* [WHAT YOU SHOULD DO] Type the entries out once more. Match them exactly.

* [ENTRIES SUPPLIED]
◆ ◆ ◆ ◆

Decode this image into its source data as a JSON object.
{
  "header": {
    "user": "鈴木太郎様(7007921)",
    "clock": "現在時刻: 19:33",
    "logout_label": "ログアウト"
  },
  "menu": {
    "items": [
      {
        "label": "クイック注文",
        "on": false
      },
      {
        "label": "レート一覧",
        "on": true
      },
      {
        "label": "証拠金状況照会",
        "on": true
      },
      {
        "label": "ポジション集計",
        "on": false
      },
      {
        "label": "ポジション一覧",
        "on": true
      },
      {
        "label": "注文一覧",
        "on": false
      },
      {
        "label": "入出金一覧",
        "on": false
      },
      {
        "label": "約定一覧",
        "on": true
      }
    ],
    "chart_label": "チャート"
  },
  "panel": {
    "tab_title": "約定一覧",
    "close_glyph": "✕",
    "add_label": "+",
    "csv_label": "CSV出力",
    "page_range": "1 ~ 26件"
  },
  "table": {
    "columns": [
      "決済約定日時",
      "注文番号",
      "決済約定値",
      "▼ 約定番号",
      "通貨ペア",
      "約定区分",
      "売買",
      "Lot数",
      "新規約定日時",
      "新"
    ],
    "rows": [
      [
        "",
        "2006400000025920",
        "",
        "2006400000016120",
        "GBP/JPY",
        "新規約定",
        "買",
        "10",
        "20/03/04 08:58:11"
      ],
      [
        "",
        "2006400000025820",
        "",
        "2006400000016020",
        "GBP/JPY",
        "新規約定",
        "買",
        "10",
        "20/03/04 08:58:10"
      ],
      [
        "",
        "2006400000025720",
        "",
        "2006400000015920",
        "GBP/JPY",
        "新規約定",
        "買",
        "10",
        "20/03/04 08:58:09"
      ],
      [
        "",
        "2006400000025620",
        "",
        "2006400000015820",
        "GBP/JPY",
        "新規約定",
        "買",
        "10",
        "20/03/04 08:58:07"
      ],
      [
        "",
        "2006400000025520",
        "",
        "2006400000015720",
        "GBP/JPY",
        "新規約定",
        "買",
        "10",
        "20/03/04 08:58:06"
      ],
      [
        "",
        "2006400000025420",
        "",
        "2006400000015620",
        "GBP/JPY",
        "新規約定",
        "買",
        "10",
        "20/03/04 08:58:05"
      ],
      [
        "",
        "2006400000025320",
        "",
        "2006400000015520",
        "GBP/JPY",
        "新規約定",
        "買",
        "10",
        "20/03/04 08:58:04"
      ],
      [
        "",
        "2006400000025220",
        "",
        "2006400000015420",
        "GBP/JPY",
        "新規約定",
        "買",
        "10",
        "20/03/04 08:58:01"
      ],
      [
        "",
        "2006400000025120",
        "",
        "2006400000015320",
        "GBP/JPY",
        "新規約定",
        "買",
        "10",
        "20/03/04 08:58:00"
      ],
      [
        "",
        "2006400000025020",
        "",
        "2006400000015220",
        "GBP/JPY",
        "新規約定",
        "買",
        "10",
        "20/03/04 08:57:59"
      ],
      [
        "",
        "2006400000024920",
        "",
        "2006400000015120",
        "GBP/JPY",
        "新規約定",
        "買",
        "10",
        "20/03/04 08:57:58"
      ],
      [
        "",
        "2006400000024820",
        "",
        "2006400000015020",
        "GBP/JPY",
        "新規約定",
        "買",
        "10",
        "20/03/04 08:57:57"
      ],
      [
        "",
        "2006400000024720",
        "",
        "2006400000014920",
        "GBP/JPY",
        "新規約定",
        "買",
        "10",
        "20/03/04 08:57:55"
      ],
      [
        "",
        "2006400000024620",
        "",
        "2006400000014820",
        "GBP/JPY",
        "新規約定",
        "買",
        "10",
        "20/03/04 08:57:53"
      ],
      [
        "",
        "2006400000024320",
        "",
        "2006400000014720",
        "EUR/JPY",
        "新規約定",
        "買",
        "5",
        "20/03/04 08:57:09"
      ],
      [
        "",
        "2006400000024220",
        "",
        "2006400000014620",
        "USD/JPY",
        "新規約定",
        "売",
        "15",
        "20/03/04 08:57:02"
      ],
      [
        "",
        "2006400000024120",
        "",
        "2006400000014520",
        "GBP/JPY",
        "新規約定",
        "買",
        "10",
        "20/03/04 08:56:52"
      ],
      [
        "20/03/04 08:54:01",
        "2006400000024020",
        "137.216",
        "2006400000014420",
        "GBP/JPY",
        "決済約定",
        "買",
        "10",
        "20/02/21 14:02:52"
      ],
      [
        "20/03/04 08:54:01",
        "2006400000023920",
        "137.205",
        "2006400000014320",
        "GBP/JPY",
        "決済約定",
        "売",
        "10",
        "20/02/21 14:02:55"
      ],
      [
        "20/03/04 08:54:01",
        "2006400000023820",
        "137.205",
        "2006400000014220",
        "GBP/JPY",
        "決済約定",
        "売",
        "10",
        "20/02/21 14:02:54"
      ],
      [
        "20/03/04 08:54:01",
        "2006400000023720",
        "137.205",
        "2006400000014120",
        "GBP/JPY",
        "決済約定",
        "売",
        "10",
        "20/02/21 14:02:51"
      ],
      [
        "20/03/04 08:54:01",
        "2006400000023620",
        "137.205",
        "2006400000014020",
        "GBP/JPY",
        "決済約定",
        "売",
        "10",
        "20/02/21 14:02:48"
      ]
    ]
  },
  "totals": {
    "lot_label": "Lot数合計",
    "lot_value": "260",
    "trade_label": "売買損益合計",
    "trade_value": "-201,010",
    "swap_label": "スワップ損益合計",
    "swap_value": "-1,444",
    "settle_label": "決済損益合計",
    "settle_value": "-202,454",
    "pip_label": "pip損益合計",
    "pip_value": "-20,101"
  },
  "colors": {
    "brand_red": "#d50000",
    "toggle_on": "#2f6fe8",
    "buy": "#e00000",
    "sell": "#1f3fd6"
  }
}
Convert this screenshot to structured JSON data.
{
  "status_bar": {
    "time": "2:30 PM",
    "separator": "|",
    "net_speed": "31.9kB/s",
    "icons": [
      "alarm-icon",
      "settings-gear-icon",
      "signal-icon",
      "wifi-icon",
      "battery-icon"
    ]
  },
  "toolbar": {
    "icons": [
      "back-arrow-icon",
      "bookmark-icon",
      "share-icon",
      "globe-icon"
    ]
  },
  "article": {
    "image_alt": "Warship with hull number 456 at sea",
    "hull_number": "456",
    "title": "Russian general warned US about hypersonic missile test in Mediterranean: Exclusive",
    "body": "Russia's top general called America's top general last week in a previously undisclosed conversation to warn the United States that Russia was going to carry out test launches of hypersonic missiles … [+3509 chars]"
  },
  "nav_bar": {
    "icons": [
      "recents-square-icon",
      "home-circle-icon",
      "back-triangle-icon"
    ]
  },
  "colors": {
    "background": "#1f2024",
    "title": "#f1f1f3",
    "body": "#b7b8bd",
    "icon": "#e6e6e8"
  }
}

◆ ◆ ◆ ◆

* [RESPONSE FOR THIS EXERCISE]
Decode this image into its source data as a JSON object.
{
  "header": {
    "user": "鈴木太郎様(7007921)",
    "clock": "現在時刻: 19:33",
    "logout_label": "ログアウト"
  },
  "menu": {
    "items": [
      {
        "label": "クイック注文",
        "on": false
      },
      {
        "label": "レート一覧",
        "on": true
      },
      {
        "label": "証拠金状況照会",
        "on": true
      },
      {
        "label": "ポジション集計",
        "on": false
      },
      {
        "label": "ポジション一覧",
        "on": true
      },
      {
        "label": "注文一覧",
        "on": false
      },
      {
        "label": "入出金一覧",
        "on": false
      },
      {
        "label": "約定一覧",
        "on": true
      }
    ],
    "chart_label": "チャート"
  },
  "panel": {
    "tab_title": "約定一覧",
    "close_glyph": "✕",
    "add_label": "+",
    "csv_label": "CSV出力",
    "page_range": "1 ~ 26件"
  },
  "table": {
    "columns": [
      "決済約定日時",
      "注文番号",
      "決済約定値",
      "▼ 約定番号",
      "通貨ペア",
      "約定区分",
      "売買",
      "Lot数",
      "新規約定日時",
      "新"
    ],
    "rows": [
      [
        "",
        "2006400000025920",
        "",
        "2006400000016120",
        "GBP/JPY",
        "新規約定",
        "買",
        "10",
        "20/03/04 08:58:11"
      ],
      [
        "",
        "2006400000025820",
        "",
        "2006400000016020",
        "GBP/JPY",
        "新規約定",
        "買",
        "10",
        "20/03/04 08:58:10"
      ],
      [
        "",
        "2006400000025720",
        "",
        "2006400000015920",
        "GBP/JPY",
        "新規約定",
        "買",
        "10",
        "20/03/04 08:58:09"
      ],
      [
        "",
        "2006400000025620",
        "",
        "2006400000015820",
        "GBP/JPY",
        "新規約定",
        "買",
        "10",
        "20/03/04 08:58:07"
      ],
      [
        "",
        "2006400000025520",
        "",
        "2006400000015720",
        "GBP/JPY",
        "新規約定",
        "買",
        "10",
        "20/03/04 08:58:06"
      ],
      [
        "",
        "2006400000025420",
        "",
        "2006400000015620",
        "GBP/JPY",
        "新規約定",
        "買",
        "10",
        "20/03/04 08:58:05"
      ],
      [
        "",
        "2006400000025320",
        "",
        "2006400000015520",
        "GBP/JPY",
        "新規約定",
        "買",
        "10",
        "20/03/04 08:58:04"
      ],
      [
        "",
        "2006400000025220",
        "",
        "2006400000015420",
        "GBP/JPY",
        "新規約定",
        "買",
        "10",
        "20/03/04 08:58:01"
      ],
      [
        "",
        "2006400000025120",
        "",
        "2006400000015320",
        "GBP/JPY",
        "新規約定",
        "買",
        "10",
        "20/03/04 08:58:00"
      ],
      [
        "",
        "2006400000025020",
        "",
        "2006400000015220",
        "GBP/JPY",
        "新規約定",
        "買",
        "10",
        "20/03/04 08:57:59"
      ],
      [
        "",
        "2006400000024920",
        "",
        "2006400000015120",
        "GBP/JPY",
        "新規約定",
        "買",
        "10",
        "20/03/04 08:57:58"
      ],
      [
        "",
        "2006400000024820",
        "",
        "2006400000015020",
        "GBP/JPY",
        "新規約定",
        "買",
        "10",
        "20/03/04 08:57:57"
      ],
      [
        "",
        "2006400000024720",
        "",
        "2006400000014920",
        "GBP/JPY",
        "新規約定",
        "買",
        "10",
        "20/03/04 08:57:55"
      ],
      [
        "",
        "2006400000024620",
        "",
        "2006400000014820",
        "GBP/JPY",
        "新規約定",
        "買",
        "10",
        "20/03/04 08:57:53"
      ],
      [
        "",
        "2006400000024320",
        "",
        "2006400000014720",
        "EUR/JPY",
        "新規約定",
        "買",
        "5",
        "20/03/04 08:57:09"
      ],
      [
        "",
        "2006400000024220",
        "",
        "2006400000014620",
        "USD/JPY",
        "新規約定",
        "売",
        "15",
        "20/03/04 08:57:02"
      ],
      [
        "",
        "2006400000024120",
        "",
        "2006400000014520",
        "GBP/JPY",
        "新規約定",
        "買",
        "10",
        "20/03/04 08:56:52"
      ],
      [
        "20/03/04 08:54:01",
        "2006400000024020",
        "137.216",
        "2006400000014420",
        "GBP/JPY",
        "決済約定",
        "買",
        "10",
        "20/02/21 14:02:52"
      ],
      [
        "20/03/04 08:54:01",
        "2006400000023920",
        "137.205",
        "2006400000014320",
        "GBP/JPY",
        "決済約定",
        "売",
        "10",
        "20/02/21 14:02:55"
      ],
      [
        "20/03/04 08:54:01",
        "2006400000023820",
        "137.205",
        "2006400000014220",
        "GBP/JPY",
        "決済約定",
        "売",
        "10",
        "20/02/21 14:02:54"
      ],
      [
        "20/03/04 08:54:01",
        "2006400000023720",
        "137.205",
        "2006400000014120",
        "GBP/JPY",
        "決済約定",
        "売",
        "10",
        "20/02/21 14:02:51"
      ],
      [
        "20/03/04 08:54:01",
        "2006400000023620",
        "137.205",
        "2006400000014020",
        "GBP/JPY",
        "決済約定",
        "売",
        "10",
        "20/02/21 14:02:48"
      ]
    ]
  },
  "totals": {
    "lot_label": "Lot数合計",
    "lot_value": "260",
    "trade_label": "売買損益合計",
    "trade_value": "-201,010",
    "swap_label": "スワップ損益合計",
    "swap_value": "-1,444",
    "settle_label": "決済損益合計",
    "settle_value": "-202,454",
    "pip_label": "pip損益合計",
    "pip_value": "-20,101"
  },
  "colors": {
    "brand_red": "#d50000",
    "toggle_on": "#2f6fe8",
    "buy": "#e00000",
    "sell": "#1f3fd6"
  }
}
Convert this screenshot to structured JSON data.
{
  "status_bar": {
    "time": "2:30 PM",
    "separator": "|",
    "net_speed": "31.9kB/s",
    "icons": [
      "alarm-icon",
      "settings-gear-icon",
      "signal-icon",
      "wifi-icon",
      "battery-icon"
    ]
  },
  "toolbar": {
    "icons": [
      "back-arrow-icon",
      "bookmark-icon",
      "share-icon",
      "globe-icon"
    ]
  },
  "article": {
    "image_alt": "Warship with hull number 456 at sea",
    "hull_number": "456",
    "title": "Russian general warned US about hypersonic missile test in Mediterranean: Exclusive",
    "body": "Russia's top general called America's top general last week in a previously undisclosed conversation to warn the United States that Russia was going to carry out test launches of hypersonic missiles … [+3509 chars]"
  },
  "nav_bar": {
    "icons": [
      "recents-square-icon",
      "home-circle-icon",
      "back-triangle-icon"
    ]
  },
  "colors": {
    "background": "#1f2024",
    "title": "#f1f1f3",
    "body": "#b7b8bd",
    "icon": "#e6e6e8"
  }
}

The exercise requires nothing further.